Q: How hard was it to write a book like this and do you have any tips that you could pass on which would make the journey easier for other writers?


I’d say the book was moderately challenging to write—mostly because I had so much information I wanted to put in. It took a lot of self-discipline to cut and cut until the content was as concise and perfectly targeted as possible.

My advice is this: if there’s stuff in your (non-fiction) book that you just can’t bear to part with, use it for blog fodder instead. Most of the posts on my freelancing blog are based on sections I cut from my book because they weren’t an ideal fit for what I was trying to achieve in that context. Good ideas don’t have to go to waste!


Q: Who is your publisher and how did you find them or did you self-publish?


I self-published my ebook. I have a niece who is a published author, so I got to hear all about what it’s like to go through the editing, publishing, and marketing process with a small publisher. It didn’t sound like the right plan for my book.

I did hire an amazing editor to ensure my readers get to enjoy a properly prepared book. But I didn’t want a publisher telling me to change some of the more controversial sections of my book. Plus, I knew I would have to handle most of the promotion myself if I wanted it done right. I have no issue with taking responsibility for my own success, so self-publishing was a perfect fit.


Q: Is there anything that surprised you about getting your first book published?

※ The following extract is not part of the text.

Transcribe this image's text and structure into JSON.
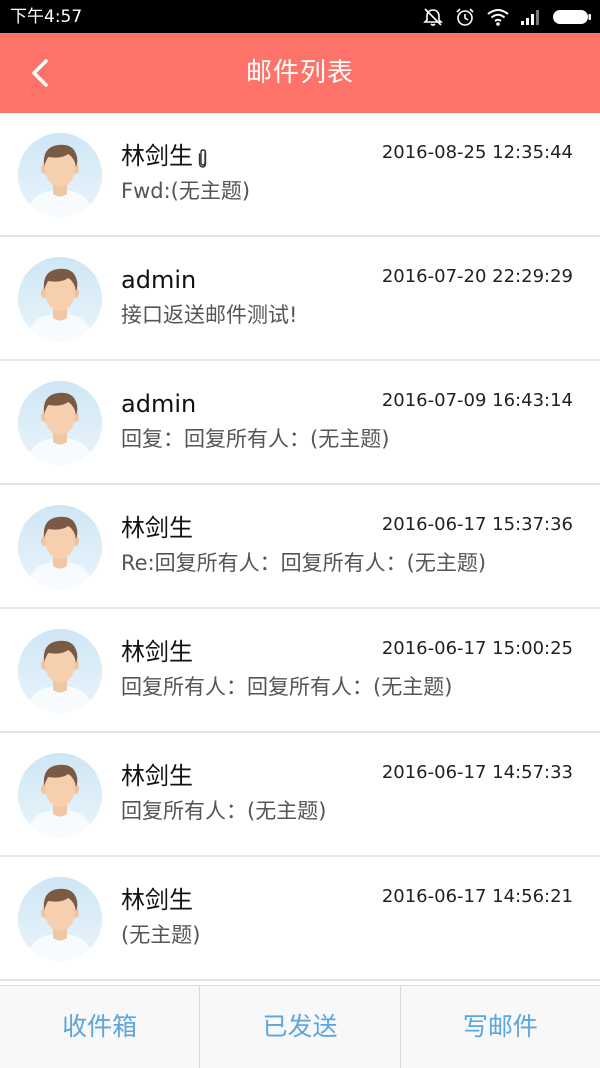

The whole process took less time than I thought it would. From the initial concept to the publication date took less than seven months. Of course, it took five years of experience to know what to write about!


Q: Can you describe the feeling when you saw your published book for the first time?


I felt a little exhausted, but very pleased. There may have been some dancing involved…


Q: What other books (if any) are you working on and when will they be published?


I’m always in the process of observing and experimenting to discover additional freelance success strategies. I anticipate writing another book with a fresh collection of strategies or a workbook for new freelancers. There’s no timeline for publication yet.


Q: Fun question: How does your book contribute to making this world a better place?


I like to think it serves as a happy inspiration as well as a resource that’s full of useful advice. It provides a concrete example of what a motivated person can do even if they start with nothing. I began my freelance career with no formal education, no professional experience working as a writer, no industry contacts, and no portfolio. If I can build a thriving business from the ground up, other freelancers can definitely do the same.


Q: Finally, what message (if any) are you trying to get across with your book?


My book is very practical and focuses on specific strategies the reader can implement in their business. However, it is also embedded with empowering messages about acting with authenticity, valuing yourself and your work, and gaining the freedom to live the life you truly desire. It’s designed to change the way you think about freelancing forever.


  
Q: Thank you again for this interview!  Do you have any final words?


Freelancing can feel like a risky choice. But this lifestyle gets a lot easier once you figure out how to ask for the money you deserve. As I say in my book, “When you learn to do what others are afraid to do, your opportunities for career development are virtually unlimited.”